* Records for processing
══════════════════════════════

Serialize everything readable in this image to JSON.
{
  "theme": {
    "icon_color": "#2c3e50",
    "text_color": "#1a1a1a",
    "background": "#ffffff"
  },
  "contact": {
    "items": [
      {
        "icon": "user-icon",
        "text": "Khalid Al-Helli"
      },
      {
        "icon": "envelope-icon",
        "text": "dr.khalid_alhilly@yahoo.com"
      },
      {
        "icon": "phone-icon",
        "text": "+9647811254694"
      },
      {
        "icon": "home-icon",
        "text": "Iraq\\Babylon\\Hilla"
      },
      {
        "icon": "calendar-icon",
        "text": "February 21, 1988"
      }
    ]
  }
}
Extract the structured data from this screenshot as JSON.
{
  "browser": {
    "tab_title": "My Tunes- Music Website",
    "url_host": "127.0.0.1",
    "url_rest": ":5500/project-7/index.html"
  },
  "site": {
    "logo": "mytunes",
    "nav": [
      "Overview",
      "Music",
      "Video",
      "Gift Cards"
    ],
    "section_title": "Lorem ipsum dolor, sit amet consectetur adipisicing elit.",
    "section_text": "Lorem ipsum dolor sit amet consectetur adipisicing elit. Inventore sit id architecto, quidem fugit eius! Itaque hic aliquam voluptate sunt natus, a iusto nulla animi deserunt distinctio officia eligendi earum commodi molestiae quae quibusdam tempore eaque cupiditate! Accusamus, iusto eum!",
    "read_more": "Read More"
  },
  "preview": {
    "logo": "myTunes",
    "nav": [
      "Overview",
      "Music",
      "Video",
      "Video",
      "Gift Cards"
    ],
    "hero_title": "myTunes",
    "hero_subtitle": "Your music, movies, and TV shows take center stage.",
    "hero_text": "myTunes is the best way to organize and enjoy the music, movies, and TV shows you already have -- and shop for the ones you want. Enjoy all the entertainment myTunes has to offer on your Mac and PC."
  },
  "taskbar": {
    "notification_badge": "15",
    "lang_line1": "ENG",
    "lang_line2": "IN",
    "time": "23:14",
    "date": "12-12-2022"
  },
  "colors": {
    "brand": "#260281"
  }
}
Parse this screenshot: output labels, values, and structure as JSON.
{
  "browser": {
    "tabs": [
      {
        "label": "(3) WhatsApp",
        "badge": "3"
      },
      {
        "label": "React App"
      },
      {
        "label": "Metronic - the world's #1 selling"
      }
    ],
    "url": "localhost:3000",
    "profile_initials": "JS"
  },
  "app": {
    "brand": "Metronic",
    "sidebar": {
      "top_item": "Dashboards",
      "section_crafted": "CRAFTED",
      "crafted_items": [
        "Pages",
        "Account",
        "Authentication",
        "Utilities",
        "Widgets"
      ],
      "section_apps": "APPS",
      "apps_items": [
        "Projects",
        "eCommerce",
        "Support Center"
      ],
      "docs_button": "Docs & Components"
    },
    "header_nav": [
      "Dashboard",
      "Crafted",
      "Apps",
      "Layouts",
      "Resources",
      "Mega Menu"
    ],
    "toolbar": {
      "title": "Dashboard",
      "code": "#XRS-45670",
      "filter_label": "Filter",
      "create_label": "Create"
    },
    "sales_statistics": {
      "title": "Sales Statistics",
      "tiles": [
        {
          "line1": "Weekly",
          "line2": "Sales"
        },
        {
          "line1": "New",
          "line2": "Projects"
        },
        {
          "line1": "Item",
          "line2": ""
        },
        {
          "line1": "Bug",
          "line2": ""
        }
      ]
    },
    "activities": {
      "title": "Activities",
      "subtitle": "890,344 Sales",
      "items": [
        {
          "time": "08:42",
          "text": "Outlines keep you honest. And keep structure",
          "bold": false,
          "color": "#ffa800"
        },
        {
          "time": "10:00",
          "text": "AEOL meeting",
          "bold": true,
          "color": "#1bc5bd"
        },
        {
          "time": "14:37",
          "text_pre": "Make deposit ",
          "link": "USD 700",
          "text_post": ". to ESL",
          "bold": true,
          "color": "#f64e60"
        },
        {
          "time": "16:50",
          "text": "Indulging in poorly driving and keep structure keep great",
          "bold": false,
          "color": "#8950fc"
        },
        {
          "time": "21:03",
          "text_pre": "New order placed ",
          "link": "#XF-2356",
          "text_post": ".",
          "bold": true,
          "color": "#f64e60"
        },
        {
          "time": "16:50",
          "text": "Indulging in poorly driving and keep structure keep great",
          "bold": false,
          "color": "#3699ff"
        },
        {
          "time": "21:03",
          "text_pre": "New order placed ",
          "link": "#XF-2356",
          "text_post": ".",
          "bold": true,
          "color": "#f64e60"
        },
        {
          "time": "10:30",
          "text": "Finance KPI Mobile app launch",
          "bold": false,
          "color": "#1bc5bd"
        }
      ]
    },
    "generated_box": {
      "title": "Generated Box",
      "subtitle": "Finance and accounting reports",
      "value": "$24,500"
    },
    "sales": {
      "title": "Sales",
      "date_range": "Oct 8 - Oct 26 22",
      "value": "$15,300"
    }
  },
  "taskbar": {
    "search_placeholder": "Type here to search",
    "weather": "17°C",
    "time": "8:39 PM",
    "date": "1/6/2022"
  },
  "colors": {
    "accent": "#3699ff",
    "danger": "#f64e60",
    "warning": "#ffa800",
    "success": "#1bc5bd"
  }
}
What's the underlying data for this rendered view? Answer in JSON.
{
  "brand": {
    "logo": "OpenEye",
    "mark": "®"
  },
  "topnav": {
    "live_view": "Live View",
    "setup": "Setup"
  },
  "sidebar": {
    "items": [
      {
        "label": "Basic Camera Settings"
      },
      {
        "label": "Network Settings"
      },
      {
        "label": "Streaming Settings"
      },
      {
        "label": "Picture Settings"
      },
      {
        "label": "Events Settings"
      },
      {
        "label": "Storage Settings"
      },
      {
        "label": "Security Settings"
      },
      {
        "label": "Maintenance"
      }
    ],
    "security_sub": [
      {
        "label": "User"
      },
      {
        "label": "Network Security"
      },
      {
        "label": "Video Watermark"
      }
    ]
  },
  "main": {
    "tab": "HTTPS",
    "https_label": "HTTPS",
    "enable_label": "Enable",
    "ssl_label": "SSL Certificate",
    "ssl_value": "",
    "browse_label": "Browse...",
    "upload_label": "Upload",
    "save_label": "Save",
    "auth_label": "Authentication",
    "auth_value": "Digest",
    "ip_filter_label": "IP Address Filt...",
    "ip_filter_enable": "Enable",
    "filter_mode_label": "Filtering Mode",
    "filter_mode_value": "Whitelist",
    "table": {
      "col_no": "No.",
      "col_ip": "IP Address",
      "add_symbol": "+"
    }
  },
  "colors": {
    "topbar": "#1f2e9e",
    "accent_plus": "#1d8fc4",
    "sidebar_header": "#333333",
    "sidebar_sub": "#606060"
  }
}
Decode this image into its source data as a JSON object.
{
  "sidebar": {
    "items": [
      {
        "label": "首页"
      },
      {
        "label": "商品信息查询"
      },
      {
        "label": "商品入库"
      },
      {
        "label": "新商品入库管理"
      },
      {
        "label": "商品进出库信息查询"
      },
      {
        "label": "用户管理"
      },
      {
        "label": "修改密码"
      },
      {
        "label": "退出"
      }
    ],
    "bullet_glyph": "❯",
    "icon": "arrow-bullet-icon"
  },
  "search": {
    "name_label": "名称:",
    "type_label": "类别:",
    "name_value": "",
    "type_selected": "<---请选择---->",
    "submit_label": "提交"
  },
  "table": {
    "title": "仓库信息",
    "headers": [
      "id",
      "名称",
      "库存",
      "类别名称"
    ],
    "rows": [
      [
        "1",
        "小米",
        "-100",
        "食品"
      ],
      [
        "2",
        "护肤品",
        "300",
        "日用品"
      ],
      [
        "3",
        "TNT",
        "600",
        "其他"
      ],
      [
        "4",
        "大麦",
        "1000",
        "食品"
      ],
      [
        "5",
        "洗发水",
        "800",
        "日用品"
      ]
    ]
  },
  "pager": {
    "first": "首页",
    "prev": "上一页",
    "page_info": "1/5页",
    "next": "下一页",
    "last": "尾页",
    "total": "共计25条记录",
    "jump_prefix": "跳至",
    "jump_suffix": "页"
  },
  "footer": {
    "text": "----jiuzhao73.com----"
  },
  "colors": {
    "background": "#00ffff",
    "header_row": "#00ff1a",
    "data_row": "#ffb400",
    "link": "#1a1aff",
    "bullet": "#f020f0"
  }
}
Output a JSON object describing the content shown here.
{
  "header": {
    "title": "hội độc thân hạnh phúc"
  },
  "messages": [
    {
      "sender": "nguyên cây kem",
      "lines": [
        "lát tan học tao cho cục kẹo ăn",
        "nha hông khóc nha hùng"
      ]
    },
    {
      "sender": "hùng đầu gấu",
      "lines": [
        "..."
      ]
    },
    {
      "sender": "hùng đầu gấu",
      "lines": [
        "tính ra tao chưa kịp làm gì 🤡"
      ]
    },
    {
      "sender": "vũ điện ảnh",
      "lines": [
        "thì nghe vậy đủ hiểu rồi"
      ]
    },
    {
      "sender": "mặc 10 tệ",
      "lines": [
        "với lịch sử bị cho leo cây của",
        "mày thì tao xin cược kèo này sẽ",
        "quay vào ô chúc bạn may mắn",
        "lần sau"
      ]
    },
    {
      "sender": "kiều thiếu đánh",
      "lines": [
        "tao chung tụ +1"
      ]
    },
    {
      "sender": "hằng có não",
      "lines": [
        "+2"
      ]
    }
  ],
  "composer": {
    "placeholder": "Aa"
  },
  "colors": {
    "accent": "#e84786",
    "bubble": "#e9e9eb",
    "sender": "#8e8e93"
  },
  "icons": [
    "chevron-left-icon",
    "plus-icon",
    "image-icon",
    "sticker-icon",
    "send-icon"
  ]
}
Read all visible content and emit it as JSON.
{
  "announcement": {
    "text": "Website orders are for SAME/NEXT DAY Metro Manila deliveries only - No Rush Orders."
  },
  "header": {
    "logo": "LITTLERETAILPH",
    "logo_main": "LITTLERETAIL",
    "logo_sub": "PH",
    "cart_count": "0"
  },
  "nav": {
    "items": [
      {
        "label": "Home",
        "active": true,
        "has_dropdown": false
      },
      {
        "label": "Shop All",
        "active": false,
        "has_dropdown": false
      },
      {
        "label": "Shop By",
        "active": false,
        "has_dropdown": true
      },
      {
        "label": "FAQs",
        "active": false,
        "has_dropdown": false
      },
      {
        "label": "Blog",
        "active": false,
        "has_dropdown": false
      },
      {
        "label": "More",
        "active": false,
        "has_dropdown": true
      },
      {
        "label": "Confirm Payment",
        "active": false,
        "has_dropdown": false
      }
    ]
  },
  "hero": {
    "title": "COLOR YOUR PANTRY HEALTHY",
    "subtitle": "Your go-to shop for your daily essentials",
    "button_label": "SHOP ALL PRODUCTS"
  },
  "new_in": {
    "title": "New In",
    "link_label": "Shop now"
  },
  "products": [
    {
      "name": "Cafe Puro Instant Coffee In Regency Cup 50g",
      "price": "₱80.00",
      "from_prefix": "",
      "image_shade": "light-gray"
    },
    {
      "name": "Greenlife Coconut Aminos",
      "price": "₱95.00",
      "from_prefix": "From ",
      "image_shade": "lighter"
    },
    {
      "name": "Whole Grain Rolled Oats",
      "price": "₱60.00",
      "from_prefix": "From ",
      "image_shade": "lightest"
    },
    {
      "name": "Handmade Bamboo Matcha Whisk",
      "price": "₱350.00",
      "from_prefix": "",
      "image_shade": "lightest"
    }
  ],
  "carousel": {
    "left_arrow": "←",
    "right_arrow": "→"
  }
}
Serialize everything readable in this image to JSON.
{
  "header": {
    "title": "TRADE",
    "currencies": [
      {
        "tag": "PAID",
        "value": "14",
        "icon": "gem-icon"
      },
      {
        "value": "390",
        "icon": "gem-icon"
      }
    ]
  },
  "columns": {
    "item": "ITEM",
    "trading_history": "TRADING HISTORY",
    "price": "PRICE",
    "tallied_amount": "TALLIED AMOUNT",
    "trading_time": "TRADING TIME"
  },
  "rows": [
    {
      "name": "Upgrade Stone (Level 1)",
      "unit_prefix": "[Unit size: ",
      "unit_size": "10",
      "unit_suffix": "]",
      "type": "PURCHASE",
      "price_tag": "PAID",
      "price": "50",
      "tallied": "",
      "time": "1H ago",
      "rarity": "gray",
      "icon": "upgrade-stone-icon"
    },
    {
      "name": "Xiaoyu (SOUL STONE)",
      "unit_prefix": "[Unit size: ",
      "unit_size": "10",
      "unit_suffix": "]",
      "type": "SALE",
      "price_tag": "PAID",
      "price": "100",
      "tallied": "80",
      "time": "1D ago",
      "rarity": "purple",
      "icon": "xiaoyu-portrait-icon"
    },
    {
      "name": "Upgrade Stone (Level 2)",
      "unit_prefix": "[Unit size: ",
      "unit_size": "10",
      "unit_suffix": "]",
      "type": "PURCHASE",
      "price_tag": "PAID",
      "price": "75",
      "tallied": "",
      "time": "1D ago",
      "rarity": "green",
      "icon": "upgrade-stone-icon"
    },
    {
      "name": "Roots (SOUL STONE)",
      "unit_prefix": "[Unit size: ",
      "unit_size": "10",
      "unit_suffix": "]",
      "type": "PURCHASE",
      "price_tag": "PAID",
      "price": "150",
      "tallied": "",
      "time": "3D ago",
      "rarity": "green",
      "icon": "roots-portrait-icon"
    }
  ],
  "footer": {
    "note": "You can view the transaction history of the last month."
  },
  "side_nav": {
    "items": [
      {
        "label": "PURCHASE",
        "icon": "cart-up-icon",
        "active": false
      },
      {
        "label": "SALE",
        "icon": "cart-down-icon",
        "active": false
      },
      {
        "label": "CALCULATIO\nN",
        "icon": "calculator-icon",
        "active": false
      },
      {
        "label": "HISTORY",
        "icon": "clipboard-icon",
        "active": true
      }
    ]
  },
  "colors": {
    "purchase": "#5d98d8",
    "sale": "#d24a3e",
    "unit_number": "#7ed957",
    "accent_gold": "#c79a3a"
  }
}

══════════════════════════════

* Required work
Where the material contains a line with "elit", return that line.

* Output of the task
    "section_title": "Lorem ipsum dolor, sit amet consectetur adipisicing elit.",
    "section_text": "Lorem ipsum dolor sit amet consectetur adipisicing elit. Inventore sit id architecto, quidem fugit eius! Itaque hic aliquam voluptate sunt natus, a iusto nulla animi deserunt distinctio officia eligendi earum commodi molestiae quae quibusdam tempore eaque cupiditate! Accusamus, iusto eum!",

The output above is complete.